It is also worth noting that the recommendations in the 2007 AAOS guideline on prophylaxis differed from the 2008 update of the American College of Chest Physicians (ACCP) guideline. This led to many questions concerning the most appropriate prophylactic regimen. Like the AAOS, the ACCP has updated its 2008 guideline; the updated ACCP guideline is due to be released in early 2012. It is anticipated that there will be some convergence of the recommendations from the two different organizations, although the specific language of the ACCP guideline is not known at the time of submission of this Editorial. During the peer-review process of the 2011 AAOS guideline, methodologists on the ACCP work group provided valuable input and commentary that were incorporated into the final recommendations. Cooperation and collaboration of these two organizations, where possible, has been helpful to the process and will be helpful in future updates of these guidelines.

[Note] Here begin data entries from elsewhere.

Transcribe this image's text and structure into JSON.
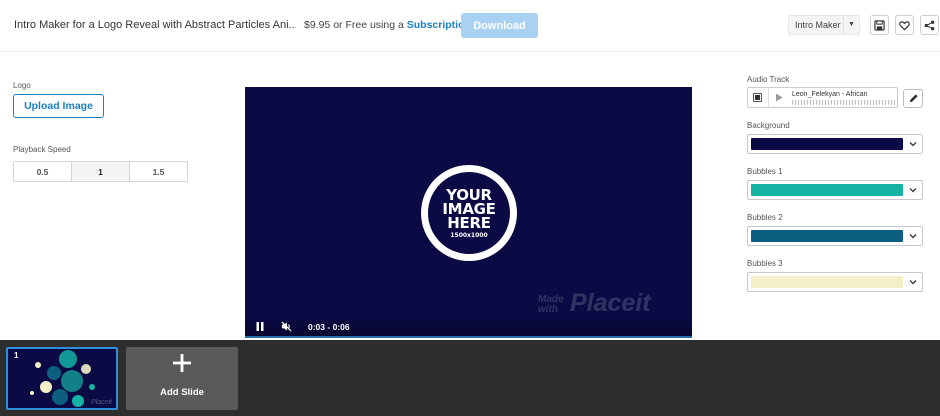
{
  "header": {
    "title": "Intro Maker for a Logo Reveal with Abstract Particles Ani...",
    "price": "$9.95",
    "price_suffix": " or Free using a ",
    "subscription_link": "Subscription",
    "download_label": "Download",
    "maker_select": "Intro Maker"
  },
  "left_panel": {
    "logo_label": "Logo",
    "upload_label": "Upload Image",
    "speed_label": "Playback Speed",
    "speeds": [
      "0.5",
      "1",
      "1.5"
    ],
    "selected_speed": "1"
  },
  "video": {
    "placeholder_line1": "YOUR",
    "placeholder_line2": "IMAGE",
    "placeholder_line3": "HERE",
    "placeholder_size": "1500x1000",
    "watermark_made": "Made",
    "watermark_with": "with",
    "watermark_brand": "Placeit",
    "time_range": "0:03 - 0:06"
  },
  "right_panel": {
    "audio_label": "Audio Track",
    "audio_name": "Leon_Felekyan - African",
    "background_label": "Background",
    "background_color": "#0b0a44",
    "bubbles1_label": "Bubbles 1",
    "bubbles1_color": "#14b3a4",
    "bubbles2_label": "Bubbles 2",
    "bubbles2_color": "#0c5f7e",
    "bubbles3_label": "Bubbles 3",
    "bubbles3_color": "#f3efc6"
  },
  "slides": {
    "items": [
      {
        "number": "1",
        "mark": "Placeit"
      }
    ],
    "add_label": "Add Slide"
  },
  "colors": {
    "accent": "#1a7fc1",
    "download_disabled": "#a9d1f2",
    "video_bg": "#0b0a44",
    "strip_bg": "#2d2d2d"
  }
}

Prophylaxis against VTED following primary hip and knee arthroplasty is now used as a quality measure by regulatory agencies and payers. Even the federal government has become involved. For example, one of the quality measures mandated by the Centers for Medicare & Medicaid Services is the Surgical Care Improvement Project (SCIP) guideline on VTE and PE prophylaxis. However, the controversy over the most appropriate agents, as well as their timing and duration of administration, continues. As the SCIP updates its quality measures, representatives from the AAOS will work to have the 2011 AAOS VTED guideline incorporated into these measures so that compliance with the AAOS guideline will meet the requirements of the SCIP measures. If successful, this will address one of the limitations of the 2007 guideline.
It should be noted that there can be individual exceptions to some of the recommendations. For example, the work group believed that the majority of patients should be kept off of antiplatelet agents (e.g., aspirin, clopidogrel) prior to joint arthroplasty, but there may be exceptions (for example, if the patient has a stent for coronary artery disease) when a hematologist, cardiologist, or internist might believe that the risks of withholding antiplatelet agents outweigh the benefits8. Furthermore, the consensus recommendation that antiplatelet agents be discontinued prior to joint arthroplasty does not apply to the use of aspirin begun in the immediate preoperative period as part of a multimodal prophylaxis regimen.
This guideline is not being offered as the final word in VTED prophylaxis; in the final analysis, the limitations in the guidelines represent limitations in the available evidence. There is much research that needs to be conducted to allow for more definitive guidance regarding VTED prophylaxis when these guidelines are updated within the next four years.